DENVER — Mountain bikers, now barred from most backcountry areas in national parks, could have thousands of miles of trails opened up to them under a rule change proposed Thursday by the Interior Department.
The proposal raised tensions between hikers and bikers, who face off against one another on dirt byways all over the country. Each group is burdened with a stereotype that is part true and part myth: thrill-seeking gear heads on one side, plodding leaf peepers on the other, each group accusing the other of not fully appreciating the great out-of-doors.
"The question is whether it can be managed well — whether one group doesn't deprive others of their enjoyment," said Jeff Ruch, the executive director of Public Employees for Environmental Responsibility, a nonprofit alliance of local, state and federal scientists, law enforcement officers and land managers.
In any case, Ruch added, "it's a symptom of growing user conflict in the national park system."
The proposal would not take effect until the middle of next year at the earliest, National Park Service officials said. Under the plan, many trail usage decisions would be made at the level of individual parks, rather than at the central National Park Service office.
Both sides say that would accelerate trail decisions and probably result in a new arena of discussion — or conflict — at each park headquarters, with administrators being lobbied by the two groups. Existing trails would be the main focus of the change; most proposals for new trails would still have to go through lengthy review.
Opponents said that the rule change could open up to bicycling millions of acres now designated as potential wilderness.
"Seventy-five million Americans hike, and they want solitude and a slow-paced connection with nature," said Gregory Miller, the president of the American Hiking Society, an umbrella group of 275 local organizations. Biking groups say that the national parks are in trouble, and that young people are more likely to connect with outdoor life and physical fitness through biking. Overnight backcountry camping stays fell by about 21 percent from 1997 to 2007, according to the National Park Service.

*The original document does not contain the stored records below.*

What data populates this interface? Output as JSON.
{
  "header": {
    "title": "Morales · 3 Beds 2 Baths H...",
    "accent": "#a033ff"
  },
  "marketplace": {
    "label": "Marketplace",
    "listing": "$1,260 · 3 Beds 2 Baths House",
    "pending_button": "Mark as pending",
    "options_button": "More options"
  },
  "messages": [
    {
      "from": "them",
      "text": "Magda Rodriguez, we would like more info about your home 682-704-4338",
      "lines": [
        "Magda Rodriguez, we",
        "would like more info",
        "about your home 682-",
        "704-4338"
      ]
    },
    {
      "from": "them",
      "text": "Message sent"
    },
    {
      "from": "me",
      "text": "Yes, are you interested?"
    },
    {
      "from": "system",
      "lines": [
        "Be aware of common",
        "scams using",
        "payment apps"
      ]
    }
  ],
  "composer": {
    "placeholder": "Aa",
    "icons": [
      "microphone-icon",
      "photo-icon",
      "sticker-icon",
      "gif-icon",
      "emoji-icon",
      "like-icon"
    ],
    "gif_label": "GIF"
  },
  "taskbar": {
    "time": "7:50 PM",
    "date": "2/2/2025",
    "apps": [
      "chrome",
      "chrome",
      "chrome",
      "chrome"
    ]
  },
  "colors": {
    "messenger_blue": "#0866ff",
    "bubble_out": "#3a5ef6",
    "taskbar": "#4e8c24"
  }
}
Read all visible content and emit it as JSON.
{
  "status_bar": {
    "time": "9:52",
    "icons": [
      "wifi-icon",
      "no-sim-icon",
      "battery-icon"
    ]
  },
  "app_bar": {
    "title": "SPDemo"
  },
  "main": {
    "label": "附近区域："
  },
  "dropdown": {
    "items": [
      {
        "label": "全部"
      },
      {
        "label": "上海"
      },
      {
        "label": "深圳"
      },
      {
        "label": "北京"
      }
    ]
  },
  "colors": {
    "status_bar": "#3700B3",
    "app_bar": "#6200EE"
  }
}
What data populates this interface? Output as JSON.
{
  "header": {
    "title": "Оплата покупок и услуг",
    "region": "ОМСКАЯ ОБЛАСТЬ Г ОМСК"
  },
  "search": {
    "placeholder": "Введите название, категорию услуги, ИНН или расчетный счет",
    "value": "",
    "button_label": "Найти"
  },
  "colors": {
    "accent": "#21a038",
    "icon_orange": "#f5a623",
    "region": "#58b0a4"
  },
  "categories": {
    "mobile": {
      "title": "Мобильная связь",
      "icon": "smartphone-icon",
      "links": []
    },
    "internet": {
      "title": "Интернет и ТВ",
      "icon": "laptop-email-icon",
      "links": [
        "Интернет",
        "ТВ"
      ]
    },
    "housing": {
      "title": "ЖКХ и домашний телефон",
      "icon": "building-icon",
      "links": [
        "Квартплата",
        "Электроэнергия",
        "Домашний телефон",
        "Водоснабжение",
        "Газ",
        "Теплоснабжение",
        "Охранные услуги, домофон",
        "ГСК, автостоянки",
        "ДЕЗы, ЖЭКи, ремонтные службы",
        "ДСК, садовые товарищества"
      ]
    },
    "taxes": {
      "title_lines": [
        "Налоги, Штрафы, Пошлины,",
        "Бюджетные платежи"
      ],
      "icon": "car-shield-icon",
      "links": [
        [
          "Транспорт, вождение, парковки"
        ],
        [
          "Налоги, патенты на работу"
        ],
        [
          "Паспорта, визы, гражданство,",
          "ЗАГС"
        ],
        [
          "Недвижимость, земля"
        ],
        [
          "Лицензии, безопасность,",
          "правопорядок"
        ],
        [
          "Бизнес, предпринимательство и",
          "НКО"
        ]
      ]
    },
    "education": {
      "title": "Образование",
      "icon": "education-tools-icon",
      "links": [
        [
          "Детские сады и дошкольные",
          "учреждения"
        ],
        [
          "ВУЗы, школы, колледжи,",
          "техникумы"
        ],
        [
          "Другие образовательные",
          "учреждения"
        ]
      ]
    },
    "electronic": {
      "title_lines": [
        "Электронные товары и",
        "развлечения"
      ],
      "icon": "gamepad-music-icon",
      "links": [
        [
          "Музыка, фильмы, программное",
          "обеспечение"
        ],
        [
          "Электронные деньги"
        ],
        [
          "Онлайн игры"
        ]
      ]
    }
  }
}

"We think mountain biking could bring new and younger visitors to the parks who are not now finding the recreational opportunities that they are seeking," said Mark Eller, a spokesman for the International Mountain Bicycling Association, a group based in Boulder, Colo., that has been pushing for a park expansion of mountain biking for years.